Part II: The Desert (Explanation of Glass Castle to San Francisco), continued

Summary Part II: The Desert (Explanation of Glass Castle to San Francisco), continued

Summary: Part II (Explanation of Glass Castle to San Francisco), continued

Dad promises that the family’s nomadic, adventurous life is temporary and that one day they will strike it rich by using the Prospector, a gold-hunting contraption he plans to invent. On occasion, Dad spends what little money they have on liquor, drinks too much, and comes home in a violent rage. Despite his periodic bad behavior, the kids admire him and love to listen to him tell stories about his past heroics. His sworn objective is to build his family the Glass Castle, a large home made of glass, complete with solar panels and a water-purification system.

Dad grew up in Welch, an old coal mining town in West Virginia, and left when he turned seventeen to join the air force and become a pilot. He met Mom when he saw her dive off a canyon to a lake forty feet below and jumped in after her. They got married six months later. Jeannette finds this romantic, but Mom says that Dad wouldn’t take no for an answer, and she was just trying to get away from her mother. She also frequently notes that Dad pawned her wedding ring. Dad promises to buy her a new one when he finds gold.

After they got married, Dad left the air force because he wanted to make more money. Mom quickly had four children, each one year apart: Lori, Mary Charlene, Jeannette, and Brian. Mary Charlene died of crib death when she was an infant, and Mom says Jeannette was born to replace her. Mom speaks cavalierly about Mary Charlene’s death, but Dad never recovered. After her death, he started drinking frequently and lost every job he got.

When Jeannette is four years old, Dad decides they should move to Las Vegas so he can make some money for the Prospector in the casinos. On the way to Vegas, Mom and Dad stop at a bar in Nevada and leave the kids in the car. When they return and continue on the road, Dad drives over some railroad tracks and Jeannette goes flying out of the backseat. She sits on the roadside bleeding, sore, and afraid for an indeterminate amount of time before Dad realizes she’s gone and returns to retrieve her. He refers to her bloody nose as a “snot locker,” and the whole family laughs.

In Vegas, the family lives in a hotel for about a month. Dad makes a lot of money, and says he has a system for winning at the blackjack tables. Every day, Dad buys the kids presents and takes them out to eat. Eventually, one of the dealers figures out Dad’s scheme, and they have to do the skedaddle.

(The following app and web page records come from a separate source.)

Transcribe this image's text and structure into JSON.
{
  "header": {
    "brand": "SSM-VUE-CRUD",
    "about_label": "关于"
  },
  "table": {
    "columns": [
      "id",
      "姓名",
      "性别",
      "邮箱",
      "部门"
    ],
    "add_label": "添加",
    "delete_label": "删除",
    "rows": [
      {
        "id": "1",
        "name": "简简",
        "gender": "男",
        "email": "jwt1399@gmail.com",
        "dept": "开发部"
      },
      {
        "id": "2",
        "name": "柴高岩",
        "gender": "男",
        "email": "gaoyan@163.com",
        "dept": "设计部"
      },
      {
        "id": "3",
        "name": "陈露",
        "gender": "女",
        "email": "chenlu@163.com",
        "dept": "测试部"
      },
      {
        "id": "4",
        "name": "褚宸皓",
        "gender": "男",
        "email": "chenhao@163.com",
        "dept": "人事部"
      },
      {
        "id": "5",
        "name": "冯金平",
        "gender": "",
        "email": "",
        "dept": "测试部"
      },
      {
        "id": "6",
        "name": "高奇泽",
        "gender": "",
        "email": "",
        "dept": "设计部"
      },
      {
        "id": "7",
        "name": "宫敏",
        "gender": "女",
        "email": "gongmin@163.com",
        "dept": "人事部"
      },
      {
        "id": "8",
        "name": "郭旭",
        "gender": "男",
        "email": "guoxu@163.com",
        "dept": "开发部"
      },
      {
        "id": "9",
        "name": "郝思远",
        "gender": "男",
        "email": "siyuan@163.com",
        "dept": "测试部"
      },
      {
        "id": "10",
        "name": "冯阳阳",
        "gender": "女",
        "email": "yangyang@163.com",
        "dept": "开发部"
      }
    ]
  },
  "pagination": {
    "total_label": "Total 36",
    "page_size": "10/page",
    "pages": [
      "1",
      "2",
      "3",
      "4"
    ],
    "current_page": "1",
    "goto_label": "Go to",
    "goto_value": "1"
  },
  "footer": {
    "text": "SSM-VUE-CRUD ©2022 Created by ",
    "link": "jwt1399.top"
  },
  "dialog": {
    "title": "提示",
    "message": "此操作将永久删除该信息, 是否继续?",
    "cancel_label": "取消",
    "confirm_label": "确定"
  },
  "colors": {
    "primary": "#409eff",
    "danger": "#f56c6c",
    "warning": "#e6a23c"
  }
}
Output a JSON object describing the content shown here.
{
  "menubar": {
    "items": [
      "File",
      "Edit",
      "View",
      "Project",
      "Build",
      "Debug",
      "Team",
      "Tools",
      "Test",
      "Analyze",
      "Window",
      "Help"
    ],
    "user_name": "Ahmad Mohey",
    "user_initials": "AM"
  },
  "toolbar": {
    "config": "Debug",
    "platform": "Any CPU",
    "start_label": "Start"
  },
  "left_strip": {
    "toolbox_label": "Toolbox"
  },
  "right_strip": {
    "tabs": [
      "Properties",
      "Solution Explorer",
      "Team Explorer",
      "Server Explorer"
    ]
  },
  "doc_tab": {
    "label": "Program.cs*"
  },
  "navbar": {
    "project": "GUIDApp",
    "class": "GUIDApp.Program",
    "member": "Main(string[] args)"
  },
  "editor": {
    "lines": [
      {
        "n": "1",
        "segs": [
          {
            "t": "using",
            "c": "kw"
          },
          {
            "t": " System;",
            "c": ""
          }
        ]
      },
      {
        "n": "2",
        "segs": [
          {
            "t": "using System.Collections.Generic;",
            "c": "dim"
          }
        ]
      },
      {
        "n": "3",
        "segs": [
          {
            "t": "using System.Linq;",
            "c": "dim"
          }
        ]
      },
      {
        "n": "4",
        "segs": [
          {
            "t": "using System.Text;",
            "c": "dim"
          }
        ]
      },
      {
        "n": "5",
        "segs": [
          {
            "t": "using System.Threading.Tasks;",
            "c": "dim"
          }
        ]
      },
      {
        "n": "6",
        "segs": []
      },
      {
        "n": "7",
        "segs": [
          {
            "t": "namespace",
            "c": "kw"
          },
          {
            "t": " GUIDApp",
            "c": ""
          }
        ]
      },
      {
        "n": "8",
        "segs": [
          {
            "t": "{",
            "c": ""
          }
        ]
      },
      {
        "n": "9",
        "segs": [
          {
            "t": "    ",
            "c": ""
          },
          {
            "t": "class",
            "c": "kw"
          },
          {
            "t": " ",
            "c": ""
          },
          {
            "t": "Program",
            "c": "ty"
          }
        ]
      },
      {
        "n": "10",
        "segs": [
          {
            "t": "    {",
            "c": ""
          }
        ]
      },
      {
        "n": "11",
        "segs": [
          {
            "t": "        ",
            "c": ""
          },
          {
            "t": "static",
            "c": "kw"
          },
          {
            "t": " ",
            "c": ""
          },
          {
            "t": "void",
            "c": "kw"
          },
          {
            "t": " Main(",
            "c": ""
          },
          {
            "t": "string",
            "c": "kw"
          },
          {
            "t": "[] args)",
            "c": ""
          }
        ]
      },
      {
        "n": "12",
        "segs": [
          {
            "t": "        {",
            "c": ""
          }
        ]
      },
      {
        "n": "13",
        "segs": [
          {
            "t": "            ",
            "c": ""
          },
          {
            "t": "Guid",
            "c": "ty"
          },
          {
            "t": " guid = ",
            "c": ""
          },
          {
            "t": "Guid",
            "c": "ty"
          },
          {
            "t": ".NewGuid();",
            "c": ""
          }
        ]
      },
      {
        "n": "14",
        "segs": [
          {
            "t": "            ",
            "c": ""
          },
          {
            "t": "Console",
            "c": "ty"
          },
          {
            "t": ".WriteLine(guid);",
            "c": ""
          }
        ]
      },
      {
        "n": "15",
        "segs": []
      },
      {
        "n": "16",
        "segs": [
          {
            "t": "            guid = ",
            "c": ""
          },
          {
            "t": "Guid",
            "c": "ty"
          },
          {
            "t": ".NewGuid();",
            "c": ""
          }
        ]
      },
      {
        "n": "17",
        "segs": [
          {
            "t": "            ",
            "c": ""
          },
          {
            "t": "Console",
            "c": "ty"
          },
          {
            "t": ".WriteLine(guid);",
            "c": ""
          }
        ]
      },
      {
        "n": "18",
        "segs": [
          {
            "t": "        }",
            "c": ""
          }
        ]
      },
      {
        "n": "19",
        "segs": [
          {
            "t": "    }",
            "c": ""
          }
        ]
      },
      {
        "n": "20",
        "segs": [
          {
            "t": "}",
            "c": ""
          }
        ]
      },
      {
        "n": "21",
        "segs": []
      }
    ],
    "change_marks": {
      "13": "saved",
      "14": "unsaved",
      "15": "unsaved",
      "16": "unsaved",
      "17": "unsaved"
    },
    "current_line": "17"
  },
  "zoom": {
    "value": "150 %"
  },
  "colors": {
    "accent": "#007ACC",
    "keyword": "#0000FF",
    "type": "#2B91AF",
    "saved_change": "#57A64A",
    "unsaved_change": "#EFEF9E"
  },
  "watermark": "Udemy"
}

Dad says that the mafia will be after them, so they go all the way to San Francisco next. They stay in another hotel, where the kids play all day while Mom and Dad are out. In the hotel, Jeannette plays with matches and sets small fires in the toilet. One night, she wakes up and discovers the curtain over her head has caught fire. Dad saves everyone and helps put out the fire. Jeannette worries that fire may be targeting her personally, noticing that her life is especially chaotic.